Have you checked your Weibo account lately? The Chinese language social media site has been buzzing with chatter about one of latest entrants into the San Gabriel Valley dining scene, Sichuan Impression. True to form, the restaurant has already developed a reputation for long lines during its daily lunch and dinner service.
Located in Alhambra right off Valley Boulevard, Sichuan Impression serves a selection of Sichuan dishes intended to be particularly nostalgia-inducing for ex-pats of Chengdu, the largest city in China’s Sichuan province. The interior is sleek and comfortable, decorated with colorful square paintings of Chinese figures and dishware that might remind you of a much cheaper Heath Ceramics alternative.
Much like Chengdu Taste—a neighboring Sichuan restaurant which boasts an equal reputation for long waits— the cooking at Sichuan Impression balances spiciness with subtlety, showcasing a cuisine that tantalizes the tongue while foreheads perspire and lips numb.
If your familiarity with Sichuan cooking is limited to mapo tofu and kung pao chicken, there are several entry-level dishes available at Sichuan Impression which offer a fiery glimpse at this unique style of cooking . If you’d then like to move on to wine-marinated whelks and “fiery temper” goose intestines (both on the current menu!), well, that’s up to you.
QianJiao “Leg-crossingly Yum” Beef ($19)
Served in a large metal casserole pot, this opaque beef soup bobbing with slices of tender brisket and tripe looks (and tastes) a lot like Vietnamese pho. That said, there are no noodles, but rather flavorful soft-braised turnips and a sprinkle of cilantro and green onions on top (most customers eat this soup with a side of rice). A small saucer of crushed chile powder and fresh chiles is provided too, though you’re better off dipping the meat in the chile powder on the side, while sipping the velvety broth unseasoned.
Hou Dao “Honest Authentic” Dumplings ($7)

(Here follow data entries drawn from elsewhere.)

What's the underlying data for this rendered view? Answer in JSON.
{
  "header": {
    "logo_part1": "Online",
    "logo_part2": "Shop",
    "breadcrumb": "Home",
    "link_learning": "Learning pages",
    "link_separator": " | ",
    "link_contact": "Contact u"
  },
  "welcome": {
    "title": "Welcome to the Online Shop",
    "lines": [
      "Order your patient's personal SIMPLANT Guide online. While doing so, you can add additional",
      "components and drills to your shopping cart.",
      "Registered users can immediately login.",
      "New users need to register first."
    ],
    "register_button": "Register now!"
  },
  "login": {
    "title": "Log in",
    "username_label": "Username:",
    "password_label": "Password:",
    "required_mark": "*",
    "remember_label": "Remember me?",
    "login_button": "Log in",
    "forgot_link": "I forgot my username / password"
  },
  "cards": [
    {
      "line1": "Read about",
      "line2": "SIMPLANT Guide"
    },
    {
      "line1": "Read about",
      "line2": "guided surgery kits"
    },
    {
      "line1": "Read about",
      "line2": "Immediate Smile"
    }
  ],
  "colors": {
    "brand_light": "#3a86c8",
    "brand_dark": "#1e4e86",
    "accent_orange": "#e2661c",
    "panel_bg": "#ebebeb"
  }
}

Wontons in chile oil has become a standard menu item at many Chinese restaurants (even non-Sichuan ones), but the hand-made version at Szechuan Impression will make you realize why it became such a crowd favorite in the first place. The wrappers are supple and slightly thick, while the chile oil vinaigrette the dumplings bathe in has the perfect balance of spice and tanginess.
“Mensao” Smouldering Crawfish ($23)
In Chinese, the term “men sao” refers to someone who looks cold and dull on the outside, but is actually wild and charismatic on the inside. How that applies to this heaping mound of wok-fried crawfish tossed with numbing peppercorns, dried and fresh chiles, and loads of garlic is up to your interpretation. Like a crawfish boil turned up to 11 on the flavor dial, expect this to get very messy. Luckily, as with the similarly prepared “Finger-lickingly Juicy” Spicy Crab, this dishes comes with a complimentary set of plastic gloves to keep your hands free of chile oils.
Leshan Bobo Chicken ($18)
This dish, which originates from a city south of Chengdu called Leshan, resembles a wood-tipped porcupine at first glance, due to the forty-plus bamboo skewers jutting upward from a ceramic pot brimming with spicy green chili sauce. The skewers of poached chicken and assorted vegetables are served cold, but the spicy sauce is quite warm, lending to a very interesting temperature contrast. The best part: you don’t need any utensils for this one.
Classic “Potato Strips on Street Corner” ($7)
A popular street food dish throughout Sichuan consists of packets of pan-fried, crinkle-cut potato strips tossed with chile powder, fresh chiles, and Sichuan peppercorns (sensing a pattern here?). The version at Szechuan Impression arrives on a plate, naturally, but the resulting spuds are as crisp and tantalizing as any gourmet frite you’ll find in town.
Sichuan Impression, 1900 W. Valley Blvd., Alhambra, 626-283-4622